The Last Word Dan Friedman Takes On Soccer
Like lilacs for April, August means summer camp and the beginning of the European soccer season.
This coming season, two Israeli national players, Beram Kayal and Tomer Hemed, will play for Brighton and Hove Albion in the English Premier League. They grew up together playing for Maccabi Haifa, even though, as you may be able to tell from their names, Kayal is an Arab and Hemed a Jew. This particular combination — more usual in Haifa than in Brighton — has peacefully flowered on the British south coast; the team’s debut in the EPL is its fruit.
Israelis are not quite the new Brazilians, but they are plying their soccer trade around the world. As well as internationals Nir Bitton in Scotland and Almog Cohen in Germany, Kobi Moyal recently signed on for the storied New York Cosmos.
Once the province of Pele, Franz Beckenbauer and Chinaglia (not to mention Mordechai Spiegler, Israel’s top goal scorer), the new New York Cosmos is a force in the North American Soccer League, the country’s second tier.
Playing for the renascent Cosmos is no mean feat, but, putting stereotypes of Jewish nerds firmly to one side — after all, even David Beckham feels Jewish — playing for the Cosmos is not even the peak of Jewish soccer achievement in New York City.
As well as Spiegler, the two players who could actually argue over that specific achievement were Erno Schwarz and Béla Guttmann, two Hungarians from the famed Hakoah Vienna team that celebrated its Jewishness in its name (Hakoah is the Hebrew word for “strength”) and badge (a Star of David, for millennia a Jewish symbol). Attracting top Jewish players from all over Europe, it was the uncrowned champion of Europe in the early 1920s.
Hakoah played “10 games in half a dozen American cities” after its 1926 domestic season. Like recent friendlies that Israel has played in America (one of which saw Moyal’s international debut), the crowds consisted significantly of Jews, curious about this proud sporting team. The Forward reported that when the team played the New York Giants, the “Polo Grounds looked like a mass Jewish meeting.”
It was front-page news when the Brooklyn Wanderers played Hakoah on May 22, 1926, at Hawthorne Field in Brooklyn. Nat Agar, a Jewish CPA originally from Yorkshire, England, was the manager of the Wanderers and a prime mover in the founding of early American soccer leagues. He was one of the people responsible for inviting Hakoah to play in America and, when the team left, was one of the people responsible for inviting players to stay in America, where anti-Semitism was far less invidious.

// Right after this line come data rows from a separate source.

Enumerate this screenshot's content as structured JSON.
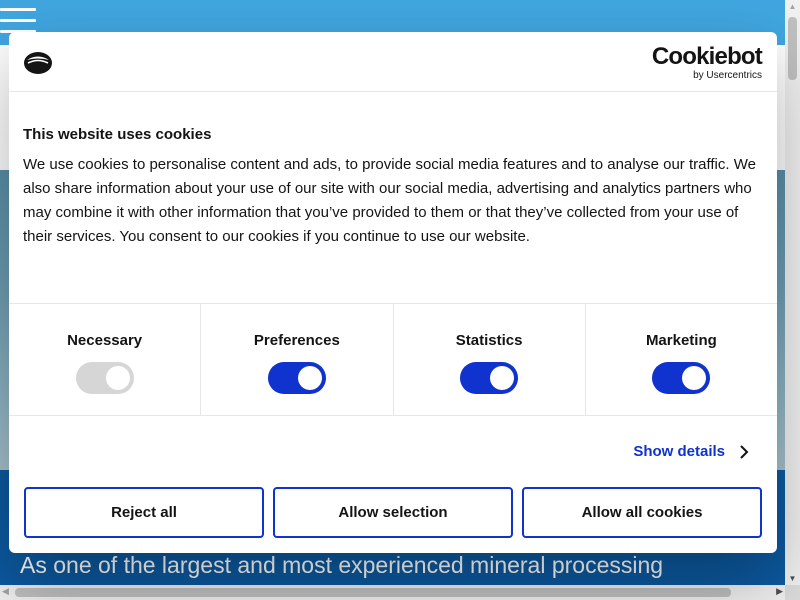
{
  "background": {
    "intro_text": "As one of the largest and most experienced mineral processing"
  },
  "dialog": {
    "brand_name": "Cookiebot",
    "brand_by": "by Usercentrics",
    "title": "This website uses cookies",
    "body": "We use cookies to personalise content and ads, to provide social media features and to analyse our traffic. We also share information about your use of our site with our social media, advertising and analytics partners who may combine it with other information that you’ve provided to them or that they’ve collected from your use of their services. You consent to our cookies if you continue to use our website.",
    "toggles": [
      {
        "label": "Necessary",
        "enabled": true,
        "disabled": true
      },
      {
        "label": "Preferences",
        "enabled": true,
        "disabled": false
      },
      {
        "label": "Statistics",
        "enabled": true,
        "disabled": false
      },
      {
        "label": "Marketing",
        "enabled": true,
        "disabled": false
      }
    ],
    "show_details": "Show details",
    "buttons": {
      "reject": "Reject all",
      "allow_selection": "Allow selection",
      "allow_all": "Allow all cookies"
    }
  },
  "colors": {
    "accent": "#1032cf",
    "header_bg": "#41a6e0",
    "band_bg": "#0c5aa1"
  },
  "icons": [
    "hamburger-menu-icon",
    "cookie-logo-icon",
    "chevron-right-icon"
  ]
}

Schwarz, a former Hungarian national player, signed for the New York Giants soccer team after the Hakoah tour. In a storied three-decade career in America, Schwarz played for, founded and owned the New York Americans, helped found a new soccer league and later coached the United States men’s national soccer team in the 1950s. As late as 1960 he became the general manager of yet another league, the International Soccer League.
As a player, Bela Guttmann was on a par with Schwarz (though a defender, not a forward). As a coach and a strategist, though, he would go on to be more successful than any other Jewish manager. His first coaching experience was in New York with Hakoah All-Stars and would culminate in him winning the European Cup twice in a row with Benfica, beating Barcelona in 1961 and Real Madrid in 1962.
After that second successive European championship, Guttmann asked for a pay raise. On being turned down, he left the club and, legend has it, cursed the club — “Not in a hundred years from now will Benfica ever be European champion.” Since then the club has reached eight European finals and lost them all.
The impact of the 1926 Hakoah tour on the Jewish community was so great that a summer camp — Camp Hakoah — was set up to capitalize on its success. Headed up by boxer Benny Leonard, it sold itself (in a Forward ad, May 1926) as a national athletic sports camp to train children to the “highest level of physical wellbeing” where “soccer is one of the specialties.” And, as well as inculcating muscular Jewishness, it was good value for readers of the Forward. Parents could send away their children away for a nine-week session to become “the avant-garde of the Jewish people, protecting them from every assault by our enemies,” and all for a bargain $175.
THE SCHWARZ WAS WITH HIM: Soccer star Erno Schwarz
BRIGHTON MEMORIES: Tomer Hemed and Beram Kayal